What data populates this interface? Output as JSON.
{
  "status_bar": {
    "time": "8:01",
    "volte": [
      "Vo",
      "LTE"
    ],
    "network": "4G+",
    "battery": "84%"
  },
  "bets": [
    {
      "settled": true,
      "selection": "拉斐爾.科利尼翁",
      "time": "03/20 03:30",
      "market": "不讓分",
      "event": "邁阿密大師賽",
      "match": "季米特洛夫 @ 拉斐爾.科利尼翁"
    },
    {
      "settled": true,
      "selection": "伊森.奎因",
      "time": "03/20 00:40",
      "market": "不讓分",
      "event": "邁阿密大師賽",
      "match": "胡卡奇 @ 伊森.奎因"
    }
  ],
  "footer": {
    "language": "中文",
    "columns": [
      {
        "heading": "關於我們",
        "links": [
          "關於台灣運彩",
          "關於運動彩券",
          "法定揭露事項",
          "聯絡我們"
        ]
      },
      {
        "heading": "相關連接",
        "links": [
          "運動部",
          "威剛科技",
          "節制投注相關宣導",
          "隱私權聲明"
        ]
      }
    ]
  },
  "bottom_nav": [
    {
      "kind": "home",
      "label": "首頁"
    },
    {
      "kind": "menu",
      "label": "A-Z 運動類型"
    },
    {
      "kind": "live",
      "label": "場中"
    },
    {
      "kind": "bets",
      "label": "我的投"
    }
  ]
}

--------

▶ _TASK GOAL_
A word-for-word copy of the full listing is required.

▶ _SOLVED PROBLEM_
What data populates this interface? Output as JSON.
{
  "status_bar": {
    "time": "8:01",
    "volte": [
      "Vo",
      "LTE"
    ],
    "network": "4G+",
    "battery": "84%"
  },
  "bets": [
    {
      "settled": true,
      "selection": "拉斐爾.科利尼翁",
      "time": "03/20 03:30",
      "market": "不讓分",
      "event": "邁阿密大師賽",
      "match": "季米特洛夫 @ 拉斐爾.科利尼翁"
    },
    {
      "settled": true,
      "selection": "伊森.奎因",
      "time": "03/20 00:40",
      "market": "不讓分",
      "event": "邁阿密大師賽",
      "match": "胡卡奇 @ 伊森.奎因"
    }
  ],
  "footer": {
    "language": "中文",
    "columns": [
      {
        "heading": "關於我們",
        "links": [
          "關於台灣運彩",
          "關於運動彩券",
          "法定揭露事項",
          "聯絡我們"
        ]
      },
      {
        "heading": "相關連接",
        "links": [
          "運動部",
          "威剛科技",
          "節制投注相關宣導",
          "隱私權聲明"
        ]
      }
    ]
  },
  "bottom_nav": [
    {
      "kind": "home",
      "label": "首頁"
    },
    {
      "kind": "menu",
      "label": "A-Z 運動類型"
    },
    {
      "kind": "live",
      "label": "場中"
    },
    {
      "kind": "bets",
      "label": "我的投"
    }
  ]
}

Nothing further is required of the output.